Journal of the Assembly of the Colony of Nero-York, vol. i. p. 6. 224. The general assembly of the colony of New York passed an act on the 13th of May, 1691, declaratory of the rights and privileges of the people of the colony. It was declared that a session of the general assembly should be held annually, and that every freeholder within the province, and overy freeman of a corporation, were entitled to vote for members of the assembly; that no freeman was to be deprived of any rights or liberties, or condemned, but by the judgment of his peers, or the law of the land; that no tax of any kind, or on any pretence, should be levied upon the persons or estates of any of the subjects of the province, except by the act of the general assembly; that all trials were to be by a jury of twelve men, and in all capital and criminal cases there was to be a previous indictment or presentment by a grand inquest; and that the tenure of all lands was to be in free and common socage. This declaratory act, or charter of privileges, contained several other provisions, but it was repealed by the king in 1697. Bradford's edition of Colony Laws, 1719. There was a prior act of the same purport, and nearly in the same words, passed by the first general assembly of the province in 1683, under the administration of the Duke of York. It was styled "The charter of liberties and privileges, granted by his royal highness to the inhabitants of New York.” App. No. 2, to the revised edition of the Laws of New York in 1813, vol. ïi.

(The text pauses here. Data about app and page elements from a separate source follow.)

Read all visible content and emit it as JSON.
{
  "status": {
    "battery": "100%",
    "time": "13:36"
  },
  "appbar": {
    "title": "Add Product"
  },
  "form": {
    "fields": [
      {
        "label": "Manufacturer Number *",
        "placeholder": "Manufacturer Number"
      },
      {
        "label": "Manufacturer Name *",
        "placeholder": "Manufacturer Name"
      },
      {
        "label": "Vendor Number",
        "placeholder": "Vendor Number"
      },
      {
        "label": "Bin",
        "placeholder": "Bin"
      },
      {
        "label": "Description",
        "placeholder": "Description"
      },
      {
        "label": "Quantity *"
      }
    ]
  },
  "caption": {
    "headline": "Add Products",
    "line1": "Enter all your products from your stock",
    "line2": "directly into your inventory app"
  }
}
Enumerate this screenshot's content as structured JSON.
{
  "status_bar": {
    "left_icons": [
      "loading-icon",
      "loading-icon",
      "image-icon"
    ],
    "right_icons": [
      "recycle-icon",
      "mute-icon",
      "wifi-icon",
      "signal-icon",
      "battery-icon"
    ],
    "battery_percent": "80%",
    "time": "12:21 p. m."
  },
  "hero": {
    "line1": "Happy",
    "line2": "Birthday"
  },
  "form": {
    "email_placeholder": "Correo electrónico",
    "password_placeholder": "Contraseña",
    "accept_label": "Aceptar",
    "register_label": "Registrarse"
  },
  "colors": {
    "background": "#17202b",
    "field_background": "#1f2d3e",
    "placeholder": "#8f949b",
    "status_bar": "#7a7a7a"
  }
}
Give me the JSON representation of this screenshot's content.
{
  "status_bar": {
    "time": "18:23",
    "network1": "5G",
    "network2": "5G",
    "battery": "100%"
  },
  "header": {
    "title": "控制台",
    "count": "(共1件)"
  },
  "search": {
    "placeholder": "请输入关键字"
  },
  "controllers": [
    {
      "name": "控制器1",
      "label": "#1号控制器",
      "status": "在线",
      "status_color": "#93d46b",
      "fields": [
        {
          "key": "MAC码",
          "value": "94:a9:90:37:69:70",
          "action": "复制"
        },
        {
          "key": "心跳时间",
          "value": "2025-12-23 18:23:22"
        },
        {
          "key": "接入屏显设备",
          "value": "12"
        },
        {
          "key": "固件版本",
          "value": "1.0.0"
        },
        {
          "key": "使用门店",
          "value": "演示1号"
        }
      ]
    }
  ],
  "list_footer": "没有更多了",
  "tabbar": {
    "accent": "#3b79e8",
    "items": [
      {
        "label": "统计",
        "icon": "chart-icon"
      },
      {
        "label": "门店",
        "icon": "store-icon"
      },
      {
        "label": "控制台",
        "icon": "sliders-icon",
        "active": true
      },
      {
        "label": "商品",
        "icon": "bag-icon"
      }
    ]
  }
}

levied, without the consent of the general assembly. The erection of any court of judicature without the like consent, and exactions upon the administration of justice, were declared to be grievances. Testimonies of the same honourable character are doubtless to be met with in the records of other colony legislatures. It was regarded *and claimed by the general assemblies in 4. all the colonies, as a branch of their sacred and indefeasible rights, that the exclusive power of taxation of the people of the colonies resided in their colonial legislatures, where representation of them only existed ; and that the people were entitled to be secure in their persons, property, and privileges, and that they could not lawfully be disturbed or affected in the enjoyment of either, without due process of law, and the judgment of their peers.a
See to this effect, in addition to the acts of Massachusetts, Connecticut and New York, already mentioned, the declaratory act of the assembly of the Plymouth colony in 1635, and also in 1658, and in 1671. (Holmes' Annals, vol. i. p. 232. Baylie's Historical Memoir of the colony of New. Plymouth, vol. i. p. 229. Plymouth Colony Laws, edit. by Brigham, 1836, p. 107. 241.) See also the declaration of their rights, by the assembly of Virginia, in 1624 and 1676; (Stith's Hist. of Virginia, p. 318. Chalmers' Annals, p. 64;) and of the assembly of Pennsylvania in 1682; and of the legislature of Maryland in 1639, and again in 1650; and of the assembly of Rhode-Island in 1663; and of the proprietaries of Carolina in 1667; (Proud's Pennsylvania, vol. i. p. 206. 208. Graham's Hist. of the Colo. nies;) and of the concessions and agreements of the proprietaries of New. Jersey in 1664; and of the fundamental constitutions by the proprietaries of East-New-Jersey in 1683; and of the declaratory acts of the general assembly of East-New-Jersey in 1682 and 1698; and of the concessions and agreements of the proprietaries and planters of West-New-Jersey, and called the great charter of fundamentals, in 1676; and of the declaratory act of the general assembly of West-Jersey in 1681. (Leaming's and Spicer's Collections, edit. Philad. folio, 1757, p. 12–26. 153–166. 235. 240. 370. 372, 382. 411. Smith's Hist. of New Jersey, 126. 270—4. app. No. 1. 2.) The West-New-Jersey colonists, in 1676, introduced voting by ballot, universal suffrage, the right and obligation of instructions, universal eligibility to office, and abolished imprisonment for debt. All this was done